§ AIM OF THE EXERCISE
The lines to be copied are those below that contain "Ruler".

# # # # # # #

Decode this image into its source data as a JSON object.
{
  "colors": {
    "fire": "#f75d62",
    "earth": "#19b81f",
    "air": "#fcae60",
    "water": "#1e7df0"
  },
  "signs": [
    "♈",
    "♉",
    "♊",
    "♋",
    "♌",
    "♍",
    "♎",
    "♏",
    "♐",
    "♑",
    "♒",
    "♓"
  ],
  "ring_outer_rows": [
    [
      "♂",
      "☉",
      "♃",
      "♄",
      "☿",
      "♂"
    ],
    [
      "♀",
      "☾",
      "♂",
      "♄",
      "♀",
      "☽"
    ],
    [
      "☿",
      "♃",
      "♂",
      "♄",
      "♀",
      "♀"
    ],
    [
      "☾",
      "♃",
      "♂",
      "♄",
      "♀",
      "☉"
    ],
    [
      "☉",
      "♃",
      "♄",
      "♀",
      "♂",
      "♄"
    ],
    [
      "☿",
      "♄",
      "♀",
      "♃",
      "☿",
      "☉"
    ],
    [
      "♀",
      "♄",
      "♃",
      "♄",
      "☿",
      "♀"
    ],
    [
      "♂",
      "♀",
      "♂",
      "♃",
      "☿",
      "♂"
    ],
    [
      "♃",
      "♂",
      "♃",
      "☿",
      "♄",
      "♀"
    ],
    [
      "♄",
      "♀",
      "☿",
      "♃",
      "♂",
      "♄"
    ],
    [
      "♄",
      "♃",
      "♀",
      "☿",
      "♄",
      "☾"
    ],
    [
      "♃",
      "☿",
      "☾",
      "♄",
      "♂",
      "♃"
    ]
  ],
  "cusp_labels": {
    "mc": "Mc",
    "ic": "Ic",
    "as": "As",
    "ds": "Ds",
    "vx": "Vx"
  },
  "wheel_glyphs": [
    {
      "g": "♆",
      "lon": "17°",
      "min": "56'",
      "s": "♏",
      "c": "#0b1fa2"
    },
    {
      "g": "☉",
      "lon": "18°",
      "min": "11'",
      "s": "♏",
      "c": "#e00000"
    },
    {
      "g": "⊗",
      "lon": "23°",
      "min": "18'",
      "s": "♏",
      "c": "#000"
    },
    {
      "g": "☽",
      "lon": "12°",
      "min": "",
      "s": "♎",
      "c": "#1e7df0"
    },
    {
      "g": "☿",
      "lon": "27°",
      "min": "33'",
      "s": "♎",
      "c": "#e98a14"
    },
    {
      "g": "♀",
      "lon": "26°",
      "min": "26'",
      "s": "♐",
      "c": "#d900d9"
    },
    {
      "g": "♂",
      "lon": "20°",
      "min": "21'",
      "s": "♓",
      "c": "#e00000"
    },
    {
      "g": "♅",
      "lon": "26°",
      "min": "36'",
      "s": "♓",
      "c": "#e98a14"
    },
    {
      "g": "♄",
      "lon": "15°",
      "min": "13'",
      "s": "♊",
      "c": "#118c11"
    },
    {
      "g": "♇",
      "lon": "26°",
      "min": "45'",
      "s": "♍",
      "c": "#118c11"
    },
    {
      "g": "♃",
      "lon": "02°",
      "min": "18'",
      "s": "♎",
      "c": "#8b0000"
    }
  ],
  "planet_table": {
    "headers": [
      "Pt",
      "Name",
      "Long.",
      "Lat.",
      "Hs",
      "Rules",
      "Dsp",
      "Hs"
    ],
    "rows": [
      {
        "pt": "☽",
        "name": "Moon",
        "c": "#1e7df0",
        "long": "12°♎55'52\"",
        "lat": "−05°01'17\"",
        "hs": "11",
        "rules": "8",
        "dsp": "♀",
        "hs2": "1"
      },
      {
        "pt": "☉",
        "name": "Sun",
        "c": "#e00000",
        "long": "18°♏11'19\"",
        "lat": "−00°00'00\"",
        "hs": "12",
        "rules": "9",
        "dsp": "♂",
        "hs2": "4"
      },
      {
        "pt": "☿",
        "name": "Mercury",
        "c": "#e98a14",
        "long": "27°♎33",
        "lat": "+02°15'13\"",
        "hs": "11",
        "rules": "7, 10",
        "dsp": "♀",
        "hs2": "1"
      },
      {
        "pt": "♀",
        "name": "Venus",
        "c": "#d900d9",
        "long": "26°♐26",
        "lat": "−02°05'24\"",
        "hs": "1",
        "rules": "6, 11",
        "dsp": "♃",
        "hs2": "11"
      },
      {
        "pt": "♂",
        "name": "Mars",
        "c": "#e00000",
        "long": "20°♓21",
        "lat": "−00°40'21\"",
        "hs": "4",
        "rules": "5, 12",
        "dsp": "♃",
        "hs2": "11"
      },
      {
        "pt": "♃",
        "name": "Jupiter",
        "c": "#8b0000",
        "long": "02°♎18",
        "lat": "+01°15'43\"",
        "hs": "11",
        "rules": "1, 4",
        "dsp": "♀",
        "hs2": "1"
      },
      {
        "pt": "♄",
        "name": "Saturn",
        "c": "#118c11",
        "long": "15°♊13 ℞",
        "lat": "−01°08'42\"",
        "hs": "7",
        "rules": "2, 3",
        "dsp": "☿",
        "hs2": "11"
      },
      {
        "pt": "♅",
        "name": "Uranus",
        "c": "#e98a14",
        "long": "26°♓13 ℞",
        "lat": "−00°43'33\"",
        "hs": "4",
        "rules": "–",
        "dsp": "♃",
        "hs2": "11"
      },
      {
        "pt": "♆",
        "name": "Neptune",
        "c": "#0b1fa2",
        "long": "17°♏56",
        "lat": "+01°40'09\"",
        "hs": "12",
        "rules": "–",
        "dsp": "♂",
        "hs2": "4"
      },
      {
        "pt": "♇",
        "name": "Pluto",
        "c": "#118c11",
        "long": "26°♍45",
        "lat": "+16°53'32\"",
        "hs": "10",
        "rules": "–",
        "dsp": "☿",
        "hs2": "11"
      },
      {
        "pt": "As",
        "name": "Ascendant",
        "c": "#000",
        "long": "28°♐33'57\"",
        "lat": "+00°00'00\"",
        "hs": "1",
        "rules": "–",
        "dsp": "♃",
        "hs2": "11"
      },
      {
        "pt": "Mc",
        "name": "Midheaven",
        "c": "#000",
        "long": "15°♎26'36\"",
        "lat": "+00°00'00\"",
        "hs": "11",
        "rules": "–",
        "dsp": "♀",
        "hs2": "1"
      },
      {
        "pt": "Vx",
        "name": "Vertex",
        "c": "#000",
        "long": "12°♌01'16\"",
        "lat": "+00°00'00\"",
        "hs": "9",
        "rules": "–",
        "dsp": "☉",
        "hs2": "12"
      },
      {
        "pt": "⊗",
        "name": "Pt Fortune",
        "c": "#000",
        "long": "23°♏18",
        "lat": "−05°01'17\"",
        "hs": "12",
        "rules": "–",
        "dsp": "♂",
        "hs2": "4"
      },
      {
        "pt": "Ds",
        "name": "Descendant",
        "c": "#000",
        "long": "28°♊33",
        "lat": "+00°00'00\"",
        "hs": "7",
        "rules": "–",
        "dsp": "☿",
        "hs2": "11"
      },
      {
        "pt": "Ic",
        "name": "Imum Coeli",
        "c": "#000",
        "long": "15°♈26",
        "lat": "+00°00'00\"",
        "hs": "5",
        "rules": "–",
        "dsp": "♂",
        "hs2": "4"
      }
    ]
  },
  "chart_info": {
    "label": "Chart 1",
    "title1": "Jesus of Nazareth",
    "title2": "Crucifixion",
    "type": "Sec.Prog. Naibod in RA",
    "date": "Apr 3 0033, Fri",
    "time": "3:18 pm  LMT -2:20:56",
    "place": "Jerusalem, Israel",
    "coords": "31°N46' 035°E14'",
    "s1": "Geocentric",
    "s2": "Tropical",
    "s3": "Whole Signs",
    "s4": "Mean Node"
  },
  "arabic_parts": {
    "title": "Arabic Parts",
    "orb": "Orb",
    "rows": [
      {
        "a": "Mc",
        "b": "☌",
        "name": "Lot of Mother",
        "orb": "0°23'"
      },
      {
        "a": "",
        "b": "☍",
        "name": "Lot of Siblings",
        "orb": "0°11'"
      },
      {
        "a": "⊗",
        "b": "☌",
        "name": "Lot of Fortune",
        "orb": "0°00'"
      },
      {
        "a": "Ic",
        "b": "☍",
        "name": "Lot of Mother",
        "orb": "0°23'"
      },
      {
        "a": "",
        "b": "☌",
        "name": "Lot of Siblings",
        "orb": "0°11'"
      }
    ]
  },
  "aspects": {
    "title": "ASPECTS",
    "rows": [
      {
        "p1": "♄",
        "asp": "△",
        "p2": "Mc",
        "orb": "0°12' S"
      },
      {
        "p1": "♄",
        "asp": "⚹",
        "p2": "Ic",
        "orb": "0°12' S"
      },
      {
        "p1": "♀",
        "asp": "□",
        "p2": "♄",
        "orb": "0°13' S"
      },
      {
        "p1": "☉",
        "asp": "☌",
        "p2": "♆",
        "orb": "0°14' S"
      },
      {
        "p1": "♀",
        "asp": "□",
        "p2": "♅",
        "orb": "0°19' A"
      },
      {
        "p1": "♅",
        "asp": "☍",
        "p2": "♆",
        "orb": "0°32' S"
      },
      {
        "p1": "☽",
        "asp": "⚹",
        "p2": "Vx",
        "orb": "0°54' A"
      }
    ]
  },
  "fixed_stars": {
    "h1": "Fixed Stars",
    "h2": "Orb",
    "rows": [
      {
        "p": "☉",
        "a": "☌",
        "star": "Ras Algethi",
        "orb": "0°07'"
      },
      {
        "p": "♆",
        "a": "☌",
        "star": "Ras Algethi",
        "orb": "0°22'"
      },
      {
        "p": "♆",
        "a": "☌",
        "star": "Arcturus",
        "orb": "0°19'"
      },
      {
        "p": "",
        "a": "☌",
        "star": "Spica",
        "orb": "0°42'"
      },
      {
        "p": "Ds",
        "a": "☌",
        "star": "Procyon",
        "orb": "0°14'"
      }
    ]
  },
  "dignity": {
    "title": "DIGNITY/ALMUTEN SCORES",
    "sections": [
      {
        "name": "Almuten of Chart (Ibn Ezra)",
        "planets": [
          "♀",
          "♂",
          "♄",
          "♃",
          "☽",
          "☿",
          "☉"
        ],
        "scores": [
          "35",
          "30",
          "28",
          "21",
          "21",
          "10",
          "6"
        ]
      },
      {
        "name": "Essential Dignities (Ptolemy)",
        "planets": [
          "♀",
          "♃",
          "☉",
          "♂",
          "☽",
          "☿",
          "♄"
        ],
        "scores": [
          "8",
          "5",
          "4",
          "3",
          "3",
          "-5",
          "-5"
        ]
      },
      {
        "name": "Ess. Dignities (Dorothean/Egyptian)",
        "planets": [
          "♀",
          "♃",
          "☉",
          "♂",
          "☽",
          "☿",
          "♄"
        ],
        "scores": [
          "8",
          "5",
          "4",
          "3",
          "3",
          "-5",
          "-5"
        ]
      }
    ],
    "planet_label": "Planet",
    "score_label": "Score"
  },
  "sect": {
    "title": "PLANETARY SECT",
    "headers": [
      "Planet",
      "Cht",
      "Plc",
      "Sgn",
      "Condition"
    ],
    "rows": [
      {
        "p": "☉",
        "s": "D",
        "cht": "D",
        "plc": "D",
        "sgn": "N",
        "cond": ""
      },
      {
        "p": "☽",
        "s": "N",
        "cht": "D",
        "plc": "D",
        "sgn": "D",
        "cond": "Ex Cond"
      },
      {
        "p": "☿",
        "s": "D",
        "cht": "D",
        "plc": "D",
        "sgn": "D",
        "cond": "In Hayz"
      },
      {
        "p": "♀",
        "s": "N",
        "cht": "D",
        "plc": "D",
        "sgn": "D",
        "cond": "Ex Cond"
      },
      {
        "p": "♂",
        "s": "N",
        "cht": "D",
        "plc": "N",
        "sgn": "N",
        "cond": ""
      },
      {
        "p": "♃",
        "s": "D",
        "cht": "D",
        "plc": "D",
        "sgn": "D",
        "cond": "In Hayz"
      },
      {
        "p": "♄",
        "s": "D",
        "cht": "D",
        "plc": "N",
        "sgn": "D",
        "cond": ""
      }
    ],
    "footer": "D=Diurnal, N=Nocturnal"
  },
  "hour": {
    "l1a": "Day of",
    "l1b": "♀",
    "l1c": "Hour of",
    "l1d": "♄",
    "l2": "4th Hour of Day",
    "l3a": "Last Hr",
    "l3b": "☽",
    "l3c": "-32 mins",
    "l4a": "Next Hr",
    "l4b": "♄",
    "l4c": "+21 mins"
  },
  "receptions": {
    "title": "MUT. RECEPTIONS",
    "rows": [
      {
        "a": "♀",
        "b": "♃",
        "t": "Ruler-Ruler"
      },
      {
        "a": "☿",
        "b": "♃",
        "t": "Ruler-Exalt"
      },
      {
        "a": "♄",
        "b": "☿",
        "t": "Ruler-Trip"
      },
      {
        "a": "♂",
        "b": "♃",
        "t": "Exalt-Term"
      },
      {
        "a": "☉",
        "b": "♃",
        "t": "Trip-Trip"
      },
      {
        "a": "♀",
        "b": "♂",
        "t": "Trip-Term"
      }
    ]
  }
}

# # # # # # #

§ RESPONSE TO THIS EXERCISE
        "t": "Ruler-Ruler"
        "t": "Ruler-Exalt"
        "t": "Ruler-Trip"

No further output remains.